**Work instructions**: The full set of entries is to be returned word for word.

**Input records**:
════════════════════
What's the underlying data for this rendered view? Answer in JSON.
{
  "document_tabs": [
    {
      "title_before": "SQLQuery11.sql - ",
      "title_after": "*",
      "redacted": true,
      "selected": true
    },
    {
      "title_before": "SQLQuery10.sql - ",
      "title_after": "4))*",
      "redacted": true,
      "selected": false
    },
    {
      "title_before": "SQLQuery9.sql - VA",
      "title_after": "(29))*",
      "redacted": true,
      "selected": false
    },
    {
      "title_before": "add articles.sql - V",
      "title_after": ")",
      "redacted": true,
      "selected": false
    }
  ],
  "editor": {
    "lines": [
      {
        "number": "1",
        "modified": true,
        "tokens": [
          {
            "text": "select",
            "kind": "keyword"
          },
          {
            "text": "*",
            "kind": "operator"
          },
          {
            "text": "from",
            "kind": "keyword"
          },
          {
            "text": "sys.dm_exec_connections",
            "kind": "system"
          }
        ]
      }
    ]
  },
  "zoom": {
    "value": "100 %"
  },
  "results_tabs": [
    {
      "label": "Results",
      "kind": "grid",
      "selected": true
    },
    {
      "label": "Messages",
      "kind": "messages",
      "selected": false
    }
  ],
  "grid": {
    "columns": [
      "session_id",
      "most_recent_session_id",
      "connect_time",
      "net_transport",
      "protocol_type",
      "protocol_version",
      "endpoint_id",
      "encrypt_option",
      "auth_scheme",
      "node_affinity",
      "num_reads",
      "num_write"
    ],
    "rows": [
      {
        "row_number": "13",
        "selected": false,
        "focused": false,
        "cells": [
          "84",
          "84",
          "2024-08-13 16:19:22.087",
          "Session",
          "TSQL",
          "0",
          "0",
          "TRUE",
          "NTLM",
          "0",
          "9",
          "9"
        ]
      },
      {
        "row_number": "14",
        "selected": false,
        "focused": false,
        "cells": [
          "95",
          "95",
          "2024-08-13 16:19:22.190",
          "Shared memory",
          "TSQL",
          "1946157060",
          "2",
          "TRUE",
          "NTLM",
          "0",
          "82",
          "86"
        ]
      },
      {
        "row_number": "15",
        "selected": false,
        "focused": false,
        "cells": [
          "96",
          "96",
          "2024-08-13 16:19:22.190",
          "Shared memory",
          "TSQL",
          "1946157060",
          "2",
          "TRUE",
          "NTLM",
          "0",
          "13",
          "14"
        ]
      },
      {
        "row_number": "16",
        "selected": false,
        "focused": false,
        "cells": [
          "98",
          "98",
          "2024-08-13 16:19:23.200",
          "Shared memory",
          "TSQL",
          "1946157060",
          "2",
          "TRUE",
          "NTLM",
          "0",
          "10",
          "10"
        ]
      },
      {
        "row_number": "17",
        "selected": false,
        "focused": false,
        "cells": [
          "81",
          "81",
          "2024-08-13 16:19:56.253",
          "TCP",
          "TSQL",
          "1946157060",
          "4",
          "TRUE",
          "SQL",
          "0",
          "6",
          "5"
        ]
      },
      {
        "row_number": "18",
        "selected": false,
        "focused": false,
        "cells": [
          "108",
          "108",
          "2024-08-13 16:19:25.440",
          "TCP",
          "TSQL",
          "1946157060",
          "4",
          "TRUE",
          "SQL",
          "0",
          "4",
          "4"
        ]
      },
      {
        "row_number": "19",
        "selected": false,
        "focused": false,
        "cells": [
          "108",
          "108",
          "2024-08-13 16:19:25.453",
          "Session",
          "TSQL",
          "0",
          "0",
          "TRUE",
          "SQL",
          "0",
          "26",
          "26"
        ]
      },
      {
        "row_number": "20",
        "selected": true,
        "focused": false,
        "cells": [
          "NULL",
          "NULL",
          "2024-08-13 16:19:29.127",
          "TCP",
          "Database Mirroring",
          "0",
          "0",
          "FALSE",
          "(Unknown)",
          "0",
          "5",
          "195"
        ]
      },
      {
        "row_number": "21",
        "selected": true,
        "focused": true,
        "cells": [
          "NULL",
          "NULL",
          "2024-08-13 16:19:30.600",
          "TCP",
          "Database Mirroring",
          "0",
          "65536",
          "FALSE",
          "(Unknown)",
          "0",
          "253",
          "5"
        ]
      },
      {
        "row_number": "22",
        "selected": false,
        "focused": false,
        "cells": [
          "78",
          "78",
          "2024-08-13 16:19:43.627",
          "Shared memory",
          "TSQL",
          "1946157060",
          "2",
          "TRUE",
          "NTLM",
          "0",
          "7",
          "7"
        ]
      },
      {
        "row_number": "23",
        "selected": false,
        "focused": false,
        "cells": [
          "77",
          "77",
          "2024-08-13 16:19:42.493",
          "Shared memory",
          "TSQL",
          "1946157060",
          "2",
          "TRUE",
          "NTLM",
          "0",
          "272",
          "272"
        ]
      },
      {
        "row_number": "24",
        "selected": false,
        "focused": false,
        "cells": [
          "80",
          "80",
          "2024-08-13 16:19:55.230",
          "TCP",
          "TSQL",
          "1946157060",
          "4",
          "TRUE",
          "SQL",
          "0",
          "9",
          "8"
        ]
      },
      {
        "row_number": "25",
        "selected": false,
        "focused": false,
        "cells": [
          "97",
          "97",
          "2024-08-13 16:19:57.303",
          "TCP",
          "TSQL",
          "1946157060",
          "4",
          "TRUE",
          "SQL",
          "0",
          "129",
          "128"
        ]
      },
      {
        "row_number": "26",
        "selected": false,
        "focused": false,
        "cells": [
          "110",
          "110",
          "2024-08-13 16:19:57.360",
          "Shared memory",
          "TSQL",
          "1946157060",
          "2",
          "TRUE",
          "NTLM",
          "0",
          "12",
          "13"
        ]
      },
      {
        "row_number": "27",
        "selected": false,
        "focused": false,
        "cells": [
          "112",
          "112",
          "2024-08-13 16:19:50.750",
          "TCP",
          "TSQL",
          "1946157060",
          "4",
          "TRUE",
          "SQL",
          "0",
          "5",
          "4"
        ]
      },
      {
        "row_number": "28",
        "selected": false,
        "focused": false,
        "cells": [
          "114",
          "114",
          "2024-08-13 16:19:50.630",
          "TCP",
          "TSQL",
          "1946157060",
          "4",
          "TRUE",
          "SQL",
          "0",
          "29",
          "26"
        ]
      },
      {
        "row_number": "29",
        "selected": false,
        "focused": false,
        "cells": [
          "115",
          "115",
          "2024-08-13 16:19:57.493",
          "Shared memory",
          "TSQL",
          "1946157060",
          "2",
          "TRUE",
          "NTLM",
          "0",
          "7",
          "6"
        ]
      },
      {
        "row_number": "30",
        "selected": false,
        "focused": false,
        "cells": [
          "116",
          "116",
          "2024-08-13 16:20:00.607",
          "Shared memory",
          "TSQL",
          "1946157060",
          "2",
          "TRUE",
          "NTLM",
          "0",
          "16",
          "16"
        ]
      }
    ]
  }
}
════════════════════
**Output of the exercise**:
What's the underlying data for this rendered view? Answer in JSON.
{
  "document_tabs": [
    {
      "title_before": "SQLQuery11.sql - ",
      "title_after": "*",
      "redacted": true,
      "selected": true
    },
    {
      "title_before": "SQLQuery10.sql - ",
      "title_after": "4))*",
      "redacted": true,
      "selected": false
    },
    {
      "title_before": "SQLQuery9.sql - VA",
      "title_after": "(29))*",
      "redacted": true,
      "selected": false
    },
    {
      "title_before": "add articles.sql - V",
      "title_after": ")",
      "redacted": true,
      "selected": false
    }
  ],
  "editor": {
    "lines": [
      {
        "number": "1",
        "modified": true,
        "tokens": [
          {
            "text": "select",
            "kind": "keyword"
          },
          {
            "text": "*",
            "kind": "operator"
          },
          {
            "text": "from",
            "kind": "keyword"
          },
          {
            "text": "sys.dm_exec_connections",
            "kind": "system"
          }
        ]
      }
    ]
  },
  "zoom": {
    "value": "100 %"
  },
  "results_tabs": [
    {
      "label": "Results",
      "kind": "grid",
      "selected": true
    },
    {
      "label": "Messages",
      "kind": "messages",
      "selected": false
    }
  ],
  "grid": {
    "columns": [
      "session_id",
      "most_recent_session_id",
      "connect_time",
      "net_transport",
      "protocol_type",
      "protocol_version",
      "endpoint_id",
      "encrypt_option",
      "auth_scheme",
      "node_affinity",
      "num_reads",
      "num_write"
    ],
    "rows": [
      {
        "row_number": "13",
        "selected": false,
        "focused": false,
        "cells": [
          "84",
          "84",
          "2024-08-13 16:19:22.087",
          "Session",
          "TSQL",
          "0",
          "0",
          "TRUE",
          "NTLM",
          "0",
          "9",
          "9"
        ]
      },
      {
        "row_number": "14",
        "selected": false,
        "focused": false,
        "cells": [
          "95",
          "95",
          "2024-08-13 16:19:22.190",
          "Shared memory",
          "TSQL",
          "1946157060",
          "2",
          "TRUE",
          "NTLM",
          "0",
          "82",
          "86"
        ]
      },
      {
        "row_number": "15",
        "selected": false,
        "focused": false,
        "cells": [
          "96",
          "96",
          "2024-08-13 16:19:22.190",
          "Shared memory",
          "TSQL",
          "1946157060",
          "2",
          "TRUE",
          "NTLM",
          "0",
          "13",
          "14"
        ]
      },
      {
        "row_number": "16",
        "selected": false,
        "focused": false,
        "cells": [
          "98",
          "98",
          "2024-08-13 16:19:23.200",
          "Shared memory",
          "TSQL",
          "1946157060",
          "2",
          "TRUE",
          "NTLM",
          "0",
          "10",
          "10"
        ]
      },
      {
        "row_number": "17",
        "selected": false,
        "focused": false,
        "cells": [
          "81",
          "81",
          "2024-08-13 16:19:56.253",
          "TCP",
          "TSQL",
          "1946157060",
          "4",
          "TRUE",
          "SQL",
          "0",
          "6",
          "5"
        ]
      },
      {
        "row_number": "18",
        "selected": false,
        "focused": false,
        "cells": [
          "108",
          "108",
          "2024-08-13 16:19:25.440",
          "TCP",
          "TSQL",
          "1946157060",
          "4",
          "TRUE",
          "SQL",
          "0",
          "4",
          "4"
        ]
      },
      {
        "row_number": "19",
        "selected": false,
        "focused": false,
        "cells": [
          "108",
          "108",
          "2024-08-13 16:19:25.453",
          "Session",
          "TSQL",
          "0",
          "0",
          "TRUE",
          "SQL",
          "0",
          "26",
          "26"
        ]
      },
      {
        "row_number": "20",
        "selected": true,
        "focused": false,
        "cells": [
          "NULL",
          "NULL",
          "2024-08-13 16:19:29.127",
          "TCP",
          "Database Mirroring",
          "0",
          "0",
          "FALSE",
          "(Unknown)",
          "0",
          "5",
          "195"
        ]
      },
      {
        "row_number": "21",
        "selected": true,
        "focused": true,
        "cells": [
          "NULL",
          "NULL",
          "2024-08-13 16:19:30.600",
          "TCP",
          "Database Mirroring",
          "0",
          "65536",
          "FALSE",
          "(Unknown)",
          "0",
          "253",
          "5"
        ]
      },
      {
        "row_number": "22",
        "selected": false,
        "focused": false,
        "cells": [
          "78",
          "78",
          "2024-08-13 16:19:43.627",
          "Shared memory",
          "TSQL",
          "1946157060",
          "2",
          "TRUE",
          "NTLM",
          "0",
          "7",
          "7"
        ]
      },
      {
        "row_number": "23",
        "selected": false,
        "focused": false,
        "cells": [
          "77",
          "77",
          "2024-08-13 16:19:42.493",
          "Shared memory",
          "TSQL",
          "1946157060",
          "2",
          "TRUE",
          "NTLM",
          "0",
          "272",
          "272"
        ]
      },
      {
        "row_number": "24",
        "selected": false,
        "focused": false,
        "cells": [
          "80",
          "80",
          "2024-08-13 16:19:55.230",
          "TCP",
          "TSQL",
          "1946157060",
          "4",
          "TRUE",
          "SQL",
          "0",
          "9",
          "8"
        ]
      },
      {
        "row_number": "25",
        "selected": false,
        "focused": false,
        "cells": [
          "97",
          "97",
          "2024-08-13 16:19:57.303",
          "TCP",
          "TSQL",
          "1946157060",
          "4",
          "TRUE",
          "SQL",
          "0",
          "129",
          "128"
        ]
      },
      {
        "row_number": "26",
        "selected": false,
        "focused": false,
        "cells": [
          "110",
          "110",
          "2024-08-13 16:19:57.360",
          "Shared memory",
          "TSQL",
          "1946157060",
          "2",
          "TRUE",
          "NTLM",
          "0",
          "12",
          "13"
        ]
      },
      {
        "row_number": "27",
        "selected": false,
        "focused": false,
        "cells": [
          "112",
          "112",
          "2024-08-13 16:19:50.750",
          "TCP",
          "TSQL",
          "1946157060",
          "4",
          "TRUE",
          "SQL",
          "0",
          "5",
          "4"
        ]
      },
      {
        "row_number": "28",
        "selected": false,
        "focused": false,
        "cells": [
          "114",
          "114",
          "2024-08-13 16:19:50.630",
          "TCP",
          "TSQL",
          "1946157060",
          "4",
          "TRUE",
          "SQL",
          "0",
          "29",
          "26"
        ]
      },
      {
        "row_number": "29",
        "selected": false,
        "focused": false,
        "cells": [
          "115",
          "115",
          "2024-08-13 16:19:57.493",
          "Shared memory",
          "TSQL",
          "1946157060",
          "2",
          "TRUE",
          "NTLM",
          "0",
          "7",
          "6"
        ]
      },
      {
        "row_number": "30",
        "selected": false,
        "focused": false,
        "cells": [
          "116",
          "116",
          "2024-08-13 16:20:00.607",
          "Shared memory",
          "TSQL",
          "1946157060",
          "2",
          "TRUE",
          "NTLM",
          "0",
          "16",
          "16"
        ]
      }
    ]
  }
}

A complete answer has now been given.